[Records excerpted from a collection]
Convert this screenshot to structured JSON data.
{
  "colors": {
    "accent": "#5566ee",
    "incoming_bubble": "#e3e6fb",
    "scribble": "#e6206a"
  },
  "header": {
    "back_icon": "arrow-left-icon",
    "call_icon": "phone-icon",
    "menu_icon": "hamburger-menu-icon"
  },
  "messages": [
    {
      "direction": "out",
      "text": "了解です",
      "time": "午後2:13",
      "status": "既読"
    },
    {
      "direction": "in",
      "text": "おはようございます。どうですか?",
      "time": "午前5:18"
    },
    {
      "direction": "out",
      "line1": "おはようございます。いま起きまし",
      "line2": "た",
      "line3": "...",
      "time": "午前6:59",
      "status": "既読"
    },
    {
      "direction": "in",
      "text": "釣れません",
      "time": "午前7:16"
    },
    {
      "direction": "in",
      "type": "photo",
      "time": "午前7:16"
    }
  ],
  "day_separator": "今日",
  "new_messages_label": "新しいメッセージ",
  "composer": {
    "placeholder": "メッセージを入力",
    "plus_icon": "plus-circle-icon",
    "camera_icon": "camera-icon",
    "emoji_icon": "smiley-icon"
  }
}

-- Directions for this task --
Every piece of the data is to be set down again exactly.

-- Solution below --
Convert this screenshot to structured JSON data.
{
  "colors": {
    "accent": "#5566ee",
    "incoming_bubble": "#e3e6fb",
    "scribble": "#e6206a"
  },
  "header": {
    "back_icon": "arrow-left-icon",
    "call_icon": "phone-icon",
    "menu_icon": "hamburger-menu-icon"
  },
  "messages": [
    {
      "direction": "out",
      "text": "了解です",
      "time": "午後2:13",
      "status": "既読"
    },
    {
      "direction": "in",
      "text": "おはようございます。どうですか?",
      "time": "午前5:18"
    },
    {
      "direction": "out",
      "line1": "おはようございます。いま起きまし",
      "line2": "た",
      "line3": "...",
      "time": "午前6:59",
      "status": "既読"
    },
    {
      "direction": "in",
      "text": "釣れません",
      "time": "午前7:16"
    },
    {
      "direction": "in",
      "type": "photo",
      "time": "午前7:16"
    }
  ],
  "day_separator": "今日",
  "new_messages_label": "新しいメッセージ",
  "composer": {
    "placeholder": "メッセージを入力",
    "plus_icon": "plus-circle-icon",
    "camera_icon": "camera-icon",
    "emoji_icon": "smiley-icon"
  }
}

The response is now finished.